======== Dataset entries ========
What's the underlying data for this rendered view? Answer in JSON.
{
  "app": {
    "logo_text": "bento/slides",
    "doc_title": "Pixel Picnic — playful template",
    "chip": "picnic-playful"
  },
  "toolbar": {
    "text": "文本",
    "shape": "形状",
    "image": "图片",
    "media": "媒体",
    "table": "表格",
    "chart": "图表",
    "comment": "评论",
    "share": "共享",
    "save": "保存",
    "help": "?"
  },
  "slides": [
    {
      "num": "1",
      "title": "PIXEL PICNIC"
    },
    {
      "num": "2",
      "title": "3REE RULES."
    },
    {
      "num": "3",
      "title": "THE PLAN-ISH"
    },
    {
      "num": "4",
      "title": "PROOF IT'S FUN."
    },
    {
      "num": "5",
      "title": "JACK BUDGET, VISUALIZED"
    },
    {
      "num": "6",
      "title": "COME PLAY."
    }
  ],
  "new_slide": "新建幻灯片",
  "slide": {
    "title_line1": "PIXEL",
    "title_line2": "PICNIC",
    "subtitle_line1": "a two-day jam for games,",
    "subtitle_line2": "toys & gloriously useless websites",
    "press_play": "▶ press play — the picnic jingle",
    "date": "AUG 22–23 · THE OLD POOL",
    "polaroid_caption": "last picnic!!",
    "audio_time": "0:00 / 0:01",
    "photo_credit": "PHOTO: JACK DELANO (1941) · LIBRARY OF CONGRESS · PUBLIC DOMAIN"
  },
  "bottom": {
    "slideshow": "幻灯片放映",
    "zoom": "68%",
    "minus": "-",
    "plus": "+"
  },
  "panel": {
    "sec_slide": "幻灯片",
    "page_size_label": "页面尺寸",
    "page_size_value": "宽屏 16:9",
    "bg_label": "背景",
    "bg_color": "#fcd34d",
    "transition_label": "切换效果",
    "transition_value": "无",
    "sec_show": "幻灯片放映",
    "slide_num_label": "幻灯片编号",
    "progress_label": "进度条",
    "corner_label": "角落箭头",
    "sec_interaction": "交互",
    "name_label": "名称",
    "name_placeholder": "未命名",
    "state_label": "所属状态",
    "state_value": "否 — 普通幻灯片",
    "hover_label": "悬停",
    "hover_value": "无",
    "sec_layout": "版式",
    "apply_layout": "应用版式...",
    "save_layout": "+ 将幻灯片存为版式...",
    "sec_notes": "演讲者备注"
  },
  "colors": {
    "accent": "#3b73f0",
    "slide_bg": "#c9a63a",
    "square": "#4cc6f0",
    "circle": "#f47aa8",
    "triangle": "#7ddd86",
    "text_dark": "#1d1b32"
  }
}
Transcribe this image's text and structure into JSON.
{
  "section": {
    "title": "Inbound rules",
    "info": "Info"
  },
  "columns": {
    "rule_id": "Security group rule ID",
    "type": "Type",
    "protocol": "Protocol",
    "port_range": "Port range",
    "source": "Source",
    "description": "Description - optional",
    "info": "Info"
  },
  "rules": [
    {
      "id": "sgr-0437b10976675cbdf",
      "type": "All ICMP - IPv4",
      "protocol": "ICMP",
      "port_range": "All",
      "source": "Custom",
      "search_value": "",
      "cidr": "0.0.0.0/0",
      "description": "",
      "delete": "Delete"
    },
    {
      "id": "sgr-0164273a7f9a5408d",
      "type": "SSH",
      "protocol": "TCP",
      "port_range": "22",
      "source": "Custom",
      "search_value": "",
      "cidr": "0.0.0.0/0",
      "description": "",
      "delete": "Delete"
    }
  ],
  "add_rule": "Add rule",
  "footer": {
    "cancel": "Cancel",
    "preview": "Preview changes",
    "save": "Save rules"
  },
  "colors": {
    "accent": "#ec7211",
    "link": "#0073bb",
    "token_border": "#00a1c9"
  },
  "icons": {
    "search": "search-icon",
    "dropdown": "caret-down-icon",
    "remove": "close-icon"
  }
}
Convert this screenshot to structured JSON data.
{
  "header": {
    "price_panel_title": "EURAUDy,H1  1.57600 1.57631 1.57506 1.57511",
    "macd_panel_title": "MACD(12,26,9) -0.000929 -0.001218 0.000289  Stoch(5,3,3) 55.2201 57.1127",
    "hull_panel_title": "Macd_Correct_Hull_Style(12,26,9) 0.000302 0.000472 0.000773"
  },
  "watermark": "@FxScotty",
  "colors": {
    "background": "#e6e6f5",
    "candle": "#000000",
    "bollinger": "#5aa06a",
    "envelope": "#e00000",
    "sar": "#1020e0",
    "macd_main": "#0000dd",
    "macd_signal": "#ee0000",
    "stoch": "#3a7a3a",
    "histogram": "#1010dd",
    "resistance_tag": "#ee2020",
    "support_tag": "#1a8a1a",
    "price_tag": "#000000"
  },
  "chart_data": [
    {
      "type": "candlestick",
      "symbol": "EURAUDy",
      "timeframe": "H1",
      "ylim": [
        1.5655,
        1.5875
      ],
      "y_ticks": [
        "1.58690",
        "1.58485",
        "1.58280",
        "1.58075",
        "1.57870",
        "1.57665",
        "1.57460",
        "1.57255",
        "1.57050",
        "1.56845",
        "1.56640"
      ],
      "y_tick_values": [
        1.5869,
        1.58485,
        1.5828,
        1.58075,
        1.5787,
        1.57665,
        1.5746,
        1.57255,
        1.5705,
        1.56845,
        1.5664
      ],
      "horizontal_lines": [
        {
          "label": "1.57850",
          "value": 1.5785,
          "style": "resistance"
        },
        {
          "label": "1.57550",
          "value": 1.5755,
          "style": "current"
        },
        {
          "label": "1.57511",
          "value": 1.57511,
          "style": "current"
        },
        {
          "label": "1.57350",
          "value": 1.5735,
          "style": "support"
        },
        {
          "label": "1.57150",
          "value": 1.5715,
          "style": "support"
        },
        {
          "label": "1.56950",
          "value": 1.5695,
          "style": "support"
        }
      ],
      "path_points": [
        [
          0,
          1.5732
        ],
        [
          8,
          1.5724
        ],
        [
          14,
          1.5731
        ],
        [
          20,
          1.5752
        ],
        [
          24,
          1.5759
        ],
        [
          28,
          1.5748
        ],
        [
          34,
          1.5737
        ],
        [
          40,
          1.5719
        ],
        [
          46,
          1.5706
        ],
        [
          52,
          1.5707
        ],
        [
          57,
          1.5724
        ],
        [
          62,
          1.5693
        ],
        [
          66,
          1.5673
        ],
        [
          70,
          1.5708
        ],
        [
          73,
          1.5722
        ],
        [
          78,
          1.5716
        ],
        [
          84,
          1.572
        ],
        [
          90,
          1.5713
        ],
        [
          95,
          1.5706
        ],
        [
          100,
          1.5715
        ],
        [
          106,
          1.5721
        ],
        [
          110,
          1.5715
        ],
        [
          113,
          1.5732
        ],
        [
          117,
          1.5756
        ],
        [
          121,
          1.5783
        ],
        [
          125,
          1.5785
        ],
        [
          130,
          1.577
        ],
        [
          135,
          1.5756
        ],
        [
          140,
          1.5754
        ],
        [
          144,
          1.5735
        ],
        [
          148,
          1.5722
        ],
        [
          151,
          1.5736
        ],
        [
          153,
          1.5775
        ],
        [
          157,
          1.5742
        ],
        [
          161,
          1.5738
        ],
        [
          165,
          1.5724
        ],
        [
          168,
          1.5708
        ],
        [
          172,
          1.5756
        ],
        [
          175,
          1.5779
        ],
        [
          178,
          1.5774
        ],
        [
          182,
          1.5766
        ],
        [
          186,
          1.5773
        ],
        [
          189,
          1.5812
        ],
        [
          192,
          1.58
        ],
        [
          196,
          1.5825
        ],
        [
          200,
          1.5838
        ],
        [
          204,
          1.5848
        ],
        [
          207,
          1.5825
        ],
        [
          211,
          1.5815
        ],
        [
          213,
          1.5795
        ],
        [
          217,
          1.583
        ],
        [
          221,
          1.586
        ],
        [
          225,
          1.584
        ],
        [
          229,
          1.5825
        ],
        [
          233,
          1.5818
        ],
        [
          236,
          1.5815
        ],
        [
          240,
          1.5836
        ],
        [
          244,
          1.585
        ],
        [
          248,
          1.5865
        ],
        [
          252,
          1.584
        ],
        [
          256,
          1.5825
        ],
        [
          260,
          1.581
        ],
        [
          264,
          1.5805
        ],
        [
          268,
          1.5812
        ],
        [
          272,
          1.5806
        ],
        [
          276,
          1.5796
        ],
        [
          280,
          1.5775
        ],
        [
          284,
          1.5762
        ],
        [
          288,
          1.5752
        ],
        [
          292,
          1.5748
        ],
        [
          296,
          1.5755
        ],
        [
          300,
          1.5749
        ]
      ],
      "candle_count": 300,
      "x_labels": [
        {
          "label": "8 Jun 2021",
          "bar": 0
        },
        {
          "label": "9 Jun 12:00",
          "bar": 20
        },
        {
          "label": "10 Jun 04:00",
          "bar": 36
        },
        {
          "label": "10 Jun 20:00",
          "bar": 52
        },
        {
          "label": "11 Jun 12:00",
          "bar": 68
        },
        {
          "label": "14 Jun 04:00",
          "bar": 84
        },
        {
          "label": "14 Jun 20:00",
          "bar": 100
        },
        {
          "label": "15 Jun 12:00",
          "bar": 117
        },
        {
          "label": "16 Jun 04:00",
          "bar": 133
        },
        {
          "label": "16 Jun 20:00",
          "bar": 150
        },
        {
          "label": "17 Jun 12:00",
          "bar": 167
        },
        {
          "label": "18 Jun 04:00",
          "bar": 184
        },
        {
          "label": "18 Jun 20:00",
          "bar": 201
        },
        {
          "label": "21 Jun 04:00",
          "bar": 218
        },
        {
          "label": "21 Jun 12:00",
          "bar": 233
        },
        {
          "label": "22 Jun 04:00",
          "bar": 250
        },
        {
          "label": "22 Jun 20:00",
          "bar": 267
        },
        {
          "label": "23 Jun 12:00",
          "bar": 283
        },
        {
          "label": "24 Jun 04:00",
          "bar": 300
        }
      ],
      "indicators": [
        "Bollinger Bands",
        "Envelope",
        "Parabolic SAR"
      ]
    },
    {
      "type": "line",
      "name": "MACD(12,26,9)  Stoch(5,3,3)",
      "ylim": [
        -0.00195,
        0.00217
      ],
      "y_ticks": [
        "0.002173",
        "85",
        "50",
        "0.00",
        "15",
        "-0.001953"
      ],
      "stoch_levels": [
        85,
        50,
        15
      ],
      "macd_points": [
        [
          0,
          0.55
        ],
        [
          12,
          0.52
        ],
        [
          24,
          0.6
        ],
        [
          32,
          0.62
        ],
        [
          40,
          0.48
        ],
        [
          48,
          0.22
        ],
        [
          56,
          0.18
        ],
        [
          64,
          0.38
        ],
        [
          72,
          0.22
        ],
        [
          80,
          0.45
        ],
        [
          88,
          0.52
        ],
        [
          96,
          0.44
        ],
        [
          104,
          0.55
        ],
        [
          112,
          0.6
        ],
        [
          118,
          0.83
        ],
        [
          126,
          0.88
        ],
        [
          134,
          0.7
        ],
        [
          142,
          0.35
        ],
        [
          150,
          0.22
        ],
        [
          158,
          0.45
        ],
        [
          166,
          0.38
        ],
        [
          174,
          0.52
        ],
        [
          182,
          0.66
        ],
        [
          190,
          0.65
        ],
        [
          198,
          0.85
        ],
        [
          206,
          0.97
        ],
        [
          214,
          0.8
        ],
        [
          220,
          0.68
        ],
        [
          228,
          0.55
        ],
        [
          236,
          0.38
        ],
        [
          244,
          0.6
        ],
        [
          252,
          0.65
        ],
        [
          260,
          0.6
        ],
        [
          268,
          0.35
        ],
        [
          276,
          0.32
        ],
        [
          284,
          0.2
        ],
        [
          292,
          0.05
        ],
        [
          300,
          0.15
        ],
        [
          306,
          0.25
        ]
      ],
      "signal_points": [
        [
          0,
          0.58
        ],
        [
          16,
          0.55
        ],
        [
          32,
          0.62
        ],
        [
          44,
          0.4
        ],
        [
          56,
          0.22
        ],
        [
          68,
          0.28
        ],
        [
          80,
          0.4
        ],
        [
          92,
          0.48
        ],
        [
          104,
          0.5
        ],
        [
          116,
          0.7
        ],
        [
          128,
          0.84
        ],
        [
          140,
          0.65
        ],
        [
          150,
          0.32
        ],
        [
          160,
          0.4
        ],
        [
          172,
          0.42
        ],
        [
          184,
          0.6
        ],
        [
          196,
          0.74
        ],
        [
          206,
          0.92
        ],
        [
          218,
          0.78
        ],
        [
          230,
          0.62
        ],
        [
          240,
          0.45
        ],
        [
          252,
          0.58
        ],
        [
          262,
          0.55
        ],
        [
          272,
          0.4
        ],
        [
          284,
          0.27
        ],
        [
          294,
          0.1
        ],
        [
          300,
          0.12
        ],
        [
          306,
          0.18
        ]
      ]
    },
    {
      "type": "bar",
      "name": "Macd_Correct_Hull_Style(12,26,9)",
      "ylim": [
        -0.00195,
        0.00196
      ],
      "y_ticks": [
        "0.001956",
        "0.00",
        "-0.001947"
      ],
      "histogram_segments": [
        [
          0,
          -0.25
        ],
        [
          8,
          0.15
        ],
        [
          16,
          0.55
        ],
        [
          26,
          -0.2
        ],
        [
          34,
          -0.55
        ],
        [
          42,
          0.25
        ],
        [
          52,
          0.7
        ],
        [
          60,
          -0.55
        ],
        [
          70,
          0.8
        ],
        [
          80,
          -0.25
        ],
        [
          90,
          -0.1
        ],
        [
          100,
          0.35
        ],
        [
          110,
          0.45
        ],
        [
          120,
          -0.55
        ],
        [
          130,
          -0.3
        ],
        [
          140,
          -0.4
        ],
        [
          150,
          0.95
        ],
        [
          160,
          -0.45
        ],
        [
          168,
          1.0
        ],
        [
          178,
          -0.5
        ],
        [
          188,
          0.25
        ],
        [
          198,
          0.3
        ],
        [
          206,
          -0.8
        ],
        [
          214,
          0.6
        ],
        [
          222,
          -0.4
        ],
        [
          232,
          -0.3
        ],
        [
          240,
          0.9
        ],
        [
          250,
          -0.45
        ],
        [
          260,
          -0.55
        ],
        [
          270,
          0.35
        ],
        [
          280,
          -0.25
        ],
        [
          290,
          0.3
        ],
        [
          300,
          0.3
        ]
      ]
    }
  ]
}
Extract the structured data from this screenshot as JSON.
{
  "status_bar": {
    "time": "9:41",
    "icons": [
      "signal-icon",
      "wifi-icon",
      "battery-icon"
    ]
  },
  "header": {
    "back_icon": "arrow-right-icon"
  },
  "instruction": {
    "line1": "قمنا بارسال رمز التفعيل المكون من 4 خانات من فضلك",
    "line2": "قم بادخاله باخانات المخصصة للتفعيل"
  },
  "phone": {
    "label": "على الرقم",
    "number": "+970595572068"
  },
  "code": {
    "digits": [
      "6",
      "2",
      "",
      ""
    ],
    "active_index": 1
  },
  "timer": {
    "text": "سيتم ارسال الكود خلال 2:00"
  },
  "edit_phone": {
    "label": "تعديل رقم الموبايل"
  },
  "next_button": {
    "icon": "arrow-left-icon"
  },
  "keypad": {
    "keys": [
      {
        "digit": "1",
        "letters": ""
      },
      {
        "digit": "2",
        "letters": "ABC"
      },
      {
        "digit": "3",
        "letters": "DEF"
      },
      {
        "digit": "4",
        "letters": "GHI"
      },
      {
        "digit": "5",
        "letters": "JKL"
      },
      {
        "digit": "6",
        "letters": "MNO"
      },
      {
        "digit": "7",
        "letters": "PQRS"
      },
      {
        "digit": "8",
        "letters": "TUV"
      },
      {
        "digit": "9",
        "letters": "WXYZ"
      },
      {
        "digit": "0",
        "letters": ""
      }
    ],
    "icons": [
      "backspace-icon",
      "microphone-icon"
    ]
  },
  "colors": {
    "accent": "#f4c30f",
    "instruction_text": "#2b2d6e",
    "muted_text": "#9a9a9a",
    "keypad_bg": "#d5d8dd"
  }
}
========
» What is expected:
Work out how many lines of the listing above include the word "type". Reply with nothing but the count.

» Written reply:
6